§ **WHAT IS EXPECTED**: Could you copy every line in the listing below that has the word "NEWS"?

§ **SOURCE MATERIAL**:
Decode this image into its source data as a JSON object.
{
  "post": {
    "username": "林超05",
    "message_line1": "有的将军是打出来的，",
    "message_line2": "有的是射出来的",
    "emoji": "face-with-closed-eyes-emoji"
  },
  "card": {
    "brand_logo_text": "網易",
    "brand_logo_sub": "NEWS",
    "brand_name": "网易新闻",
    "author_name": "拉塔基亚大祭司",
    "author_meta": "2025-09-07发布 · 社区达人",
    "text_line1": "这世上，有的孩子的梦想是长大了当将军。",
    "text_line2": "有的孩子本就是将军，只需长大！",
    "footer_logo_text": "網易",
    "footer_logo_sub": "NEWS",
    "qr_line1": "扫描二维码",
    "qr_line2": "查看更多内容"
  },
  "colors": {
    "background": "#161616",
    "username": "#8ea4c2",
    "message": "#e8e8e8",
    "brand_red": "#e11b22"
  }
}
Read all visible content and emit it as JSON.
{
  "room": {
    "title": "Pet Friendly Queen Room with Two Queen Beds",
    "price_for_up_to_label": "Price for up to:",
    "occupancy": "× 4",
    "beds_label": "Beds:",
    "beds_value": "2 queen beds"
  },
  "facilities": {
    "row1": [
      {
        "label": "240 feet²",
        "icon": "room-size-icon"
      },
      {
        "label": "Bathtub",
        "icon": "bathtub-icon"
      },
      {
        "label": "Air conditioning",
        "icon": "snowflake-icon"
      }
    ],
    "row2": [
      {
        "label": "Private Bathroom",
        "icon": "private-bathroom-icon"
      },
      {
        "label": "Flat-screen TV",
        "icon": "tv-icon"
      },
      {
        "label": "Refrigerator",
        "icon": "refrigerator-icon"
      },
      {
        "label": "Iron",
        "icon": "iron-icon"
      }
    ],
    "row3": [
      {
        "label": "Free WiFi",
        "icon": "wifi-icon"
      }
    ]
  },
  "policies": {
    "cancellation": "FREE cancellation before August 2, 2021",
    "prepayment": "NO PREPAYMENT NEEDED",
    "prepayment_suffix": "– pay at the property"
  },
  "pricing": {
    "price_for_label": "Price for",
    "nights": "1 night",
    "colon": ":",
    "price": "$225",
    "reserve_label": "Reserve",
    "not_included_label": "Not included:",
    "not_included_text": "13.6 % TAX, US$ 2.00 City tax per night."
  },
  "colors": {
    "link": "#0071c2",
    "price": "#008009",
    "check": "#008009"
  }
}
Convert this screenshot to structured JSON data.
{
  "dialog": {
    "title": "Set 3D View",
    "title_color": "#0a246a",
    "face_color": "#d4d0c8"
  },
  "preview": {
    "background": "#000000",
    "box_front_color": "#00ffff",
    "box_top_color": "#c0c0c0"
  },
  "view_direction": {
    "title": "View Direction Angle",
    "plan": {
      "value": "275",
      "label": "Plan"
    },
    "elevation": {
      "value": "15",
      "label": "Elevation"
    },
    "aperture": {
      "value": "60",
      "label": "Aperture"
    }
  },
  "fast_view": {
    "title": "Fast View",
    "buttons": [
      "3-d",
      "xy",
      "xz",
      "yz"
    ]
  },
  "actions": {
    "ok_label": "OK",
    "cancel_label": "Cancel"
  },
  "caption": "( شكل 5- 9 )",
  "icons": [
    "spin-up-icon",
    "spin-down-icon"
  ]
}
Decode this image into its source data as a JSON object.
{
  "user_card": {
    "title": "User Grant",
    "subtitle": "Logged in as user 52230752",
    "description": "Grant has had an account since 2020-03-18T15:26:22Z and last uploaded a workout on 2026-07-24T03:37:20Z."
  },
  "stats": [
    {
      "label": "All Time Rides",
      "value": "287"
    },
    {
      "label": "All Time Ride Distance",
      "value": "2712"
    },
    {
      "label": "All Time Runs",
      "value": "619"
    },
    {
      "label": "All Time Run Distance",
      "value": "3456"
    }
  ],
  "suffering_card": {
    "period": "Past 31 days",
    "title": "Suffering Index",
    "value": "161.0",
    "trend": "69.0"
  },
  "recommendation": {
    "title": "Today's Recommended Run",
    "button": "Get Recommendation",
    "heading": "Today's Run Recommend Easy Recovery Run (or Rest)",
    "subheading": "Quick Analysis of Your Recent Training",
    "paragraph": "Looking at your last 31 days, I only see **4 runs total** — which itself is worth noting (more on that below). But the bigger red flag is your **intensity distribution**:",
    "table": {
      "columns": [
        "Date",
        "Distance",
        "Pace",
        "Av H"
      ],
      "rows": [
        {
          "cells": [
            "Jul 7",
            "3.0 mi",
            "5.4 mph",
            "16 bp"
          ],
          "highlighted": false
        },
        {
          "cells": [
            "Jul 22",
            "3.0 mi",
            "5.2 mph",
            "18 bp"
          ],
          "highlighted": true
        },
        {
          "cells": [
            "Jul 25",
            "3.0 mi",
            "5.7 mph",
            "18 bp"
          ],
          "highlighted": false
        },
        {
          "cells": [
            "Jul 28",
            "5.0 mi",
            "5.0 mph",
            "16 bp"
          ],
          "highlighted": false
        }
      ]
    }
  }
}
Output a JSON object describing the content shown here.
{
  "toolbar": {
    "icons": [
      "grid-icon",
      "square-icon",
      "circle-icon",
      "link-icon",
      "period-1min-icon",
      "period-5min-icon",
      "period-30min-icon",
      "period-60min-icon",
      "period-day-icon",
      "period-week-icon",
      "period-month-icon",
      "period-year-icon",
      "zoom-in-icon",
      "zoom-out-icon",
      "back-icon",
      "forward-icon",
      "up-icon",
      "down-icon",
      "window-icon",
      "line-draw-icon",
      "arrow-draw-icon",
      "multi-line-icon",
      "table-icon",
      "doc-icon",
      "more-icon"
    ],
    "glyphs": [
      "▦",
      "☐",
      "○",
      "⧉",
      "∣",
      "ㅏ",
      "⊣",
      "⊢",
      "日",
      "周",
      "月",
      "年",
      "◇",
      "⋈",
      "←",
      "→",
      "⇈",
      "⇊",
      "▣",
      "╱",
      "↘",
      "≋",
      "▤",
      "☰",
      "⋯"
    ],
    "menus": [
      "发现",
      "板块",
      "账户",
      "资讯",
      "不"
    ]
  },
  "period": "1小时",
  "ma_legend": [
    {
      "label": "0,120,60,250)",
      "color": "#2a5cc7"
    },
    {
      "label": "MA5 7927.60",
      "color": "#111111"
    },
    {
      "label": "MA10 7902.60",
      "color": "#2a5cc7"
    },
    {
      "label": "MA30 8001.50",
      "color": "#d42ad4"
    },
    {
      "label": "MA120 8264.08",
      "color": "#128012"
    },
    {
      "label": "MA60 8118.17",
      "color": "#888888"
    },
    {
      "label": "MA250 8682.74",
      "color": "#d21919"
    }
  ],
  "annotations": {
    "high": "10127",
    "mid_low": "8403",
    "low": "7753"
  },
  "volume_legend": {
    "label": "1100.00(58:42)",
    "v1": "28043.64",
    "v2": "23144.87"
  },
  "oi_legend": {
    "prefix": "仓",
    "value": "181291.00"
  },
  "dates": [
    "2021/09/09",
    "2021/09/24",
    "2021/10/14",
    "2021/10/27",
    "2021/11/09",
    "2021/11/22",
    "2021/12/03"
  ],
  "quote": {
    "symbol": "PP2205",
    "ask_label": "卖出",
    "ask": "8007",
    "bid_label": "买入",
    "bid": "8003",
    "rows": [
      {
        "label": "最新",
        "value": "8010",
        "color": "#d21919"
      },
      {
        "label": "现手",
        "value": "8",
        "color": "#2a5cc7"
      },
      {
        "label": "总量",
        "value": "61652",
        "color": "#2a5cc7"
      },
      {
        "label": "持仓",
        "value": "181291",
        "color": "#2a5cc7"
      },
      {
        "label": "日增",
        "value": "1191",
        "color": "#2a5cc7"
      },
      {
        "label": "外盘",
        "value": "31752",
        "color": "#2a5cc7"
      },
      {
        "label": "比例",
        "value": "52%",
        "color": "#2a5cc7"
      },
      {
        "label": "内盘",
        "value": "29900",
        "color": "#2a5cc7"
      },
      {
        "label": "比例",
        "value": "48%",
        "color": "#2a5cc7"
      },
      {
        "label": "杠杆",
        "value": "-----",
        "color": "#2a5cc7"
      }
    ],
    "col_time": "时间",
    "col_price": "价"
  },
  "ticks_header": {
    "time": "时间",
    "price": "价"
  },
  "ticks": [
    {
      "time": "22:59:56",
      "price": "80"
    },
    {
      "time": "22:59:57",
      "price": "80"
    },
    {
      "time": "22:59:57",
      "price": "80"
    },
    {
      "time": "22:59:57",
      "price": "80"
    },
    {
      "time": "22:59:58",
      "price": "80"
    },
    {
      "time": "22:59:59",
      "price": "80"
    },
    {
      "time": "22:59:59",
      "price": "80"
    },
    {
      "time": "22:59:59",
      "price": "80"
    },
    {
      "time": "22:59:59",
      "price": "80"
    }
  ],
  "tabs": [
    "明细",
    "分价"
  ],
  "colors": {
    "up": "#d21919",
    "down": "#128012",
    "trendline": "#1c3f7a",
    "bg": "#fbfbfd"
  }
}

§ **SOLUTION TO THE PROBLEM**:
    "brand_logo_sub": "NEWS",
    "footer_logo_sub": "NEWS",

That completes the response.